  39. 39.
    Ferraria AM, Carapeto AP, Botelho do Rego AM (2012) X-ray photoelectron spectroscopy: silver salts revisited. Vacuum 86:1988–1991CrossRefGoogle Scholar
  40. 40.
    Abd-El Aal AA, Tawfik SM, Shaban SM (2015) Simple one step synthesis of nonionic dithiol surfactants and their self-assembling with silver nanoparticles: characterization, surface properties, biological activity. Appl Surf Sci 342:144–153CrossRefGoogle Scholar
  41. 41.
    Zheng Y, Cai C, Zhang F, Monty J, Linhardt RJ, Simmons TJ (2016) Can natural fibers be a silver bullet? Antibacterial cellulose fibers through the covalent bonding of silver nanoparticles to electrospun fibers. Nanotechnology 27:art.numb.055102Google Scholar
  42. 42.
    Hu M, Gu X, Hu Y, Deng Y, Wang Ch (2016) PVA/carbon dot nanocomposite hydrogels for simple introduction of Ag nanoparticles with enhanced antibacterial activity. Macromol Mater Eng 301:1352–1362CrossRefGoogle Scholar
  43. 43.
    Amalric J, Mutin PH, Guerrero G, Ponche A, Sotto A, Lavigne J-P (2009) Phosphonate monolayers functionalized by silver thiolate species as antibacterial nanocoatings on titanium and stainless steel. J Mater Chem 19:141–149CrossRefGoogle Scholar
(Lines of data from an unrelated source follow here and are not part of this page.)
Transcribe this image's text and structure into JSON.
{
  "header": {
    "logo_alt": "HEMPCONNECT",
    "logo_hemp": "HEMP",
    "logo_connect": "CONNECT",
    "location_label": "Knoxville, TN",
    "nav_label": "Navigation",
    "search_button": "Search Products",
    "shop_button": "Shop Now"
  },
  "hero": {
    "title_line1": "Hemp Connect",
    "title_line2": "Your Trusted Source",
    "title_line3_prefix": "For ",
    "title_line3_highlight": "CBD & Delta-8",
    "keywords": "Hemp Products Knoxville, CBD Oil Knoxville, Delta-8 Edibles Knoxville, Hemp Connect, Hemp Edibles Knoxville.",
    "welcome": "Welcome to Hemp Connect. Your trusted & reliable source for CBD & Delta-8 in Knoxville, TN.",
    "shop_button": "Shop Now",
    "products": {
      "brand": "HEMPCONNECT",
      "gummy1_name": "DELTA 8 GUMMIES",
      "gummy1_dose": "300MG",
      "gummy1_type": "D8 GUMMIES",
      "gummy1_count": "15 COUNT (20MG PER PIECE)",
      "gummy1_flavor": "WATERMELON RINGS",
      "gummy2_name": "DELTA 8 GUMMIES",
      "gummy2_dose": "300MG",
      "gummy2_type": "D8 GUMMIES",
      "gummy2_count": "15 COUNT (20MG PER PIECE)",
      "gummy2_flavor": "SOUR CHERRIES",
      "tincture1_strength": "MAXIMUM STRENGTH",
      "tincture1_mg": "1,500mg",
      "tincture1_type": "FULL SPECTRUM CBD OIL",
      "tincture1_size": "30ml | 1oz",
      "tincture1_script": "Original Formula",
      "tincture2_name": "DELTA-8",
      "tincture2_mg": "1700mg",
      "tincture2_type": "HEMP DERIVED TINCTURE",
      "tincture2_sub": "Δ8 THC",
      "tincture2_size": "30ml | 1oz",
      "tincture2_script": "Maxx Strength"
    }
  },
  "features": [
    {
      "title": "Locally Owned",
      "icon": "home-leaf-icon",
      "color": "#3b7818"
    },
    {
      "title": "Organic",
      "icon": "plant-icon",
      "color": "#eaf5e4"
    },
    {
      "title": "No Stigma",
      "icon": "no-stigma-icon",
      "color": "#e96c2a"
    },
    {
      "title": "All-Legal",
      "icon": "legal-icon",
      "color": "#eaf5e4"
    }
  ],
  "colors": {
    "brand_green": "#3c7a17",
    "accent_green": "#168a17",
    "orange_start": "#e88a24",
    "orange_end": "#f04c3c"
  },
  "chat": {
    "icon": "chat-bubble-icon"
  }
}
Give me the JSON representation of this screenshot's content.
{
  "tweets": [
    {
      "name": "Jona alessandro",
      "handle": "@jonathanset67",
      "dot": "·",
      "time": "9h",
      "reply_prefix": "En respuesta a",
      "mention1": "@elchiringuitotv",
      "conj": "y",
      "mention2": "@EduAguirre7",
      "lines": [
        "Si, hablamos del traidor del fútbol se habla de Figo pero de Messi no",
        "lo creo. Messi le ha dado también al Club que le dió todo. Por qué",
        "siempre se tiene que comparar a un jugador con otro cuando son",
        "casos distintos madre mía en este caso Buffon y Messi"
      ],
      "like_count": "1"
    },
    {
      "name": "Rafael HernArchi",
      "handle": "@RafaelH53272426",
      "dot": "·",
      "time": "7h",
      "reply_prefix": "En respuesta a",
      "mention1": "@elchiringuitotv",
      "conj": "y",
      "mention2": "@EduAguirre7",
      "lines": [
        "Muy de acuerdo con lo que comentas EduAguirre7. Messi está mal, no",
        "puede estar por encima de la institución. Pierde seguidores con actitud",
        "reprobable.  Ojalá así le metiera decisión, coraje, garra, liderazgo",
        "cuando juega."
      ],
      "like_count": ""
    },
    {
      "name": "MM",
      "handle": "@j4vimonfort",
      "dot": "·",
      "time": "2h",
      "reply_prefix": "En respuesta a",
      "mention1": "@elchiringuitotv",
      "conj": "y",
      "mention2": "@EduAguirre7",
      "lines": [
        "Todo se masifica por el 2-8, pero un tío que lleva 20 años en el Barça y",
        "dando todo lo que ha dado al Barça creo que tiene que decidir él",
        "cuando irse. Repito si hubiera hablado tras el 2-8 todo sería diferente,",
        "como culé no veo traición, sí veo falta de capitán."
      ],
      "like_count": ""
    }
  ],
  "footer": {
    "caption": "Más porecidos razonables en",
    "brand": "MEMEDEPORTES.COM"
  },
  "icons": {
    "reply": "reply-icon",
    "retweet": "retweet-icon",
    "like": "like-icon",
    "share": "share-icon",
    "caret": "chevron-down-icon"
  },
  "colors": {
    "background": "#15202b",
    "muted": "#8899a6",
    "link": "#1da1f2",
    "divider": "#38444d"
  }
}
Copyright information

© Springer Science+Business Media, LLC, part of Springer Nature 2018

Authors and Affiliations

  1. 1.Centre of Molecular and Macromolecular StudiesPolish Academy of SciencesLodzPoland
  2. 2.Chair and Department of Pharmaceutical Microbiology, Faculty of Pharmacy with Subfaculty of Laboratory MedicineMedical University of GdanskGdańskPoland
  3. 3.Department of Material and Commodity Sciences and Textile MetrologyLodz University of TechnologyLodzPoland

Personalised recommendations